William Wordsworth

The Kitten and Falling Leaves

That way look, my Infant, lo!

What a pretty baby-show!

See the Kitten on the wall,

Sporting with the leaves that fall,

Withered leaves—one—two—and three—

From the lofty elder tree!

Through the calm and frosty air

Of this morning bright and fair,

Eddying round and round they sink

Softly, slowly: one might think,

From the motions that are made,

Every little leaf conveyed

Sylph or Faery hither tending—

To this lower world descending,

Each invisible and mute,

In his wavering parachute.

—But the Kitten, how she starts,

Crouches, stretches, paws, and darts!

First at one, and then its fellow,

Just as light and just as yellow;

There are many now—now one—

Now they stop and there are none:

What intenseness of desire

In her upward eye of fire!

With a tiger-leap halfway

Now she meets the coming prey,

Lets it go as fast, and then

Has it in her power again:

Now she works with three or four,

Like an Indian conjurer;

Quick as he in feats of art,

Far beyond in joy of heart.

Were her antics played in the eye

Of a thousand standers-by,

Clapping hands with shout and stare,

What would little Tabby care

For the plaudits of the crowd?

Over happy to be proud,

Over wealthy in the treasure

Of her own exceeding pleasure!

'Tis a pretty baby-treat;

Nor, I deem, for me unmeet;

Here, for neither Babe nor me,

Other play-mate can I see.

Of the countless living things,

That with stir of feet and wings

(In the sun or under shade,

Upon bough or grassy blade)

And with busy revellings,

Chirp and song, and murmurings,

Made this orchard's narrow space,

And this vale so blithe a place;

Multitudes are swept away

Never more to breathe the day:

Some are sleeping; some in bands

Travelled into distant lands;

Others slunk to moor and wood,

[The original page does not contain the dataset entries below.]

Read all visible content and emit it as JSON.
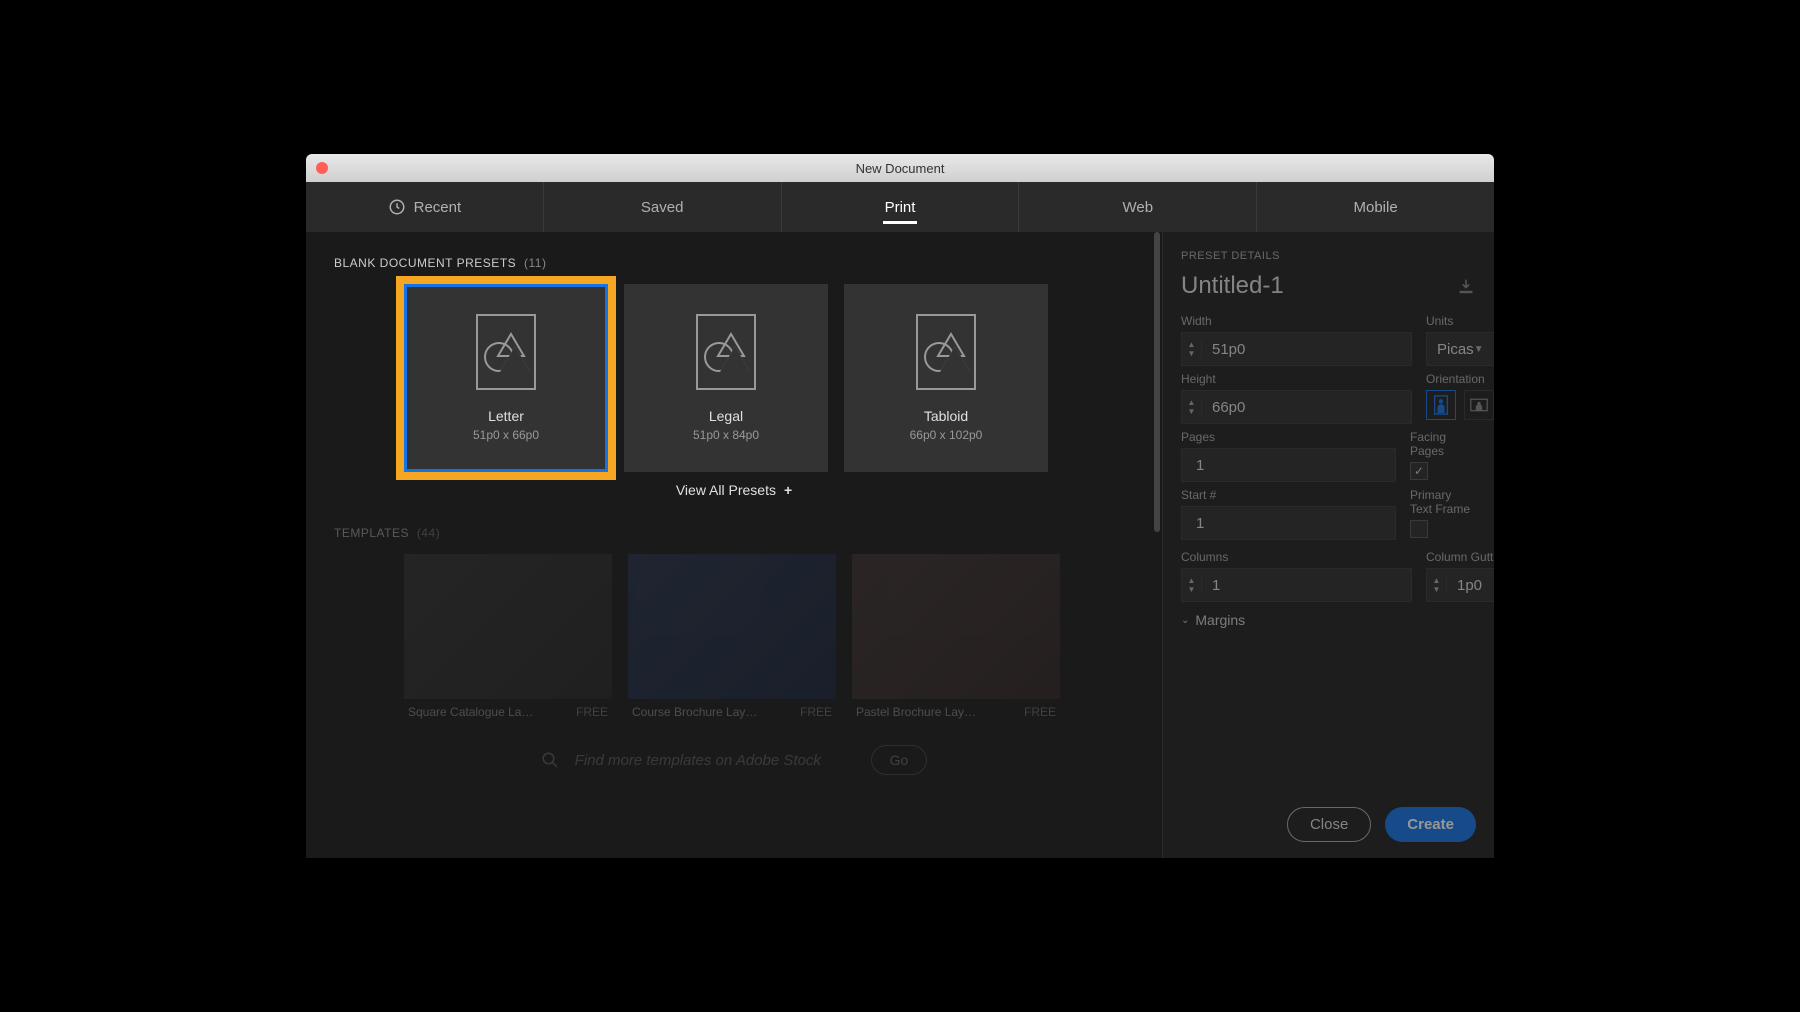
{
  "window": {
    "title": "New Document"
  },
  "tabs": {
    "recent": "Recent",
    "saved": "Saved",
    "print": "Print",
    "web": "Web",
    "mobile": "Mobile"
  },
  "presets_section": {
    "title": "BLANK DOCUMENT PRESETS",
    "count": "(11)"
  },
  "presets": [
    {
      "name": "Letter",
      "dims": "51p0 x 66p0"
    },
    {
      "name": "Legal",
      "dims": "51p0 x 84p0"
    },
    {
      "name": "Tabloid",
      "dims": "66p0 x 102p0"
    }
  ],
  "view_all": "View All Presets",
  "templates_section": {
    "title": "TEMPLATES",
    "count": "(44)"
  },
  "templates": [
    {
      "name": "Square Catalogue La…",
      "price": "FREE"
    },
    {
      "name": "Course Brochure Lay…",
      "price": "FREE"
    },
    {
      "name": "Pastel Brochure Lay…",
      "price": "FREE"
    }
  ],
  "search": {
    "placeholder": "Find more templates on Adobe Stock",
    "go": "Go"
  },
  "details": {
    "heading": "PRESET DETAILS",
    "doc_name": "Untitled-1",
    "width_label": "Width",
    "width_value": "51p0",
    "units_label": "Units",
    "units_value": "Picas",
    "height_label": "Height",
    "height_value": "66p0",
    "orientation_label": "Orientation",
    "pages_label": "Pages",
    "pages_value": "1",
    "facing_label": "Facing Pages",
    "facing_checked": true,
    "start_label": "Start #",
    "start_value": "1",
    "primary_label": "Primary Text Frame",
    "primary_checked": false,
    "columns_label": "Columns",
    "columns_value": "1",
    "gutter_label": "Column Gutter",
    "gutter_value": "1p0",
    "margins_label": "Margins"
  },
  "footer": {
    "close": "Close",
    "create": "Create"
  }
}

Far from human neighbourhood;

And, among the Kinds that keep

With us closer fellowship,

With us openly abide,

All have laid their mirth aside.

Where is he that giddy Sprite,

Blue-cap, with his colours bright,

Who was blest as bird could be,

Feeding in the apple-tree;

Made such wanton spoil and rout,

Turning blossoms inside out;

Hung—head pointing towards the ground—

Fluttered, perched, into a round

Bound himself, and then unbound;

Lithest, gaudiest Harlequin!

Prettiest Tumbler ever seen!

Light of heart and light of limb;

What is now become of Him?

Lambs, that through the mountains went

Frisking, bleating merriment,

When the year was in its prime,

They are sobered by this time.

If you look to vale or hill,

If you listen, all is still,

Save a little neighbouring rill,

That from out the rocky ground

Strikes a solitary sound.

Vainly glitter hill and plain,

And the air is calm in vain;

Vainly Morning spreads the lure

Of a sky serene and pure;

Creature none can she decoy

Into open sign of joy:

Is it that they have a fear

Of the dreary season near?

Or that other pleasures be

Sweeter even than gaiety?

Yet, whate'er enjoyments dwell

In the impenetrable cell

Of the silent heart which Nature

Furnishes to every creature;

Whatsoe'er we feel and know

Too sedate for outward show,

Such a light of gladness breaks,

Pretty Kitten! from thy freaks—

Spreads with such a living grace

O'er my little Dora's face;

Yes, the sight so stirs and charms

Thee, Baby, laughing in my arms,

That almost I could repine

That your transports are not mine,

That I do not wholly fare

Even as ye do, thoughtless pair!

And I will have my careless season

Spite of melancholy reason,

Will walk through life in such a way

That, when time brings on decay,

Now and then I may possess

Hours of perfect gladsomeness.

—Pleased by any random toy;

By a kitten's busy joy,

Or an infant's laughing eye

Sharing in the ecstasy;

I would fare like that or this,

Find my wisdom in my bliss;

Keep the sprightly soul awake,

And have faculties to take,

Even from things by sorrow wrought,

Matter for a jocund thought,

Spite of care, and spite of grief,

To gambol with Life's falling Leaf.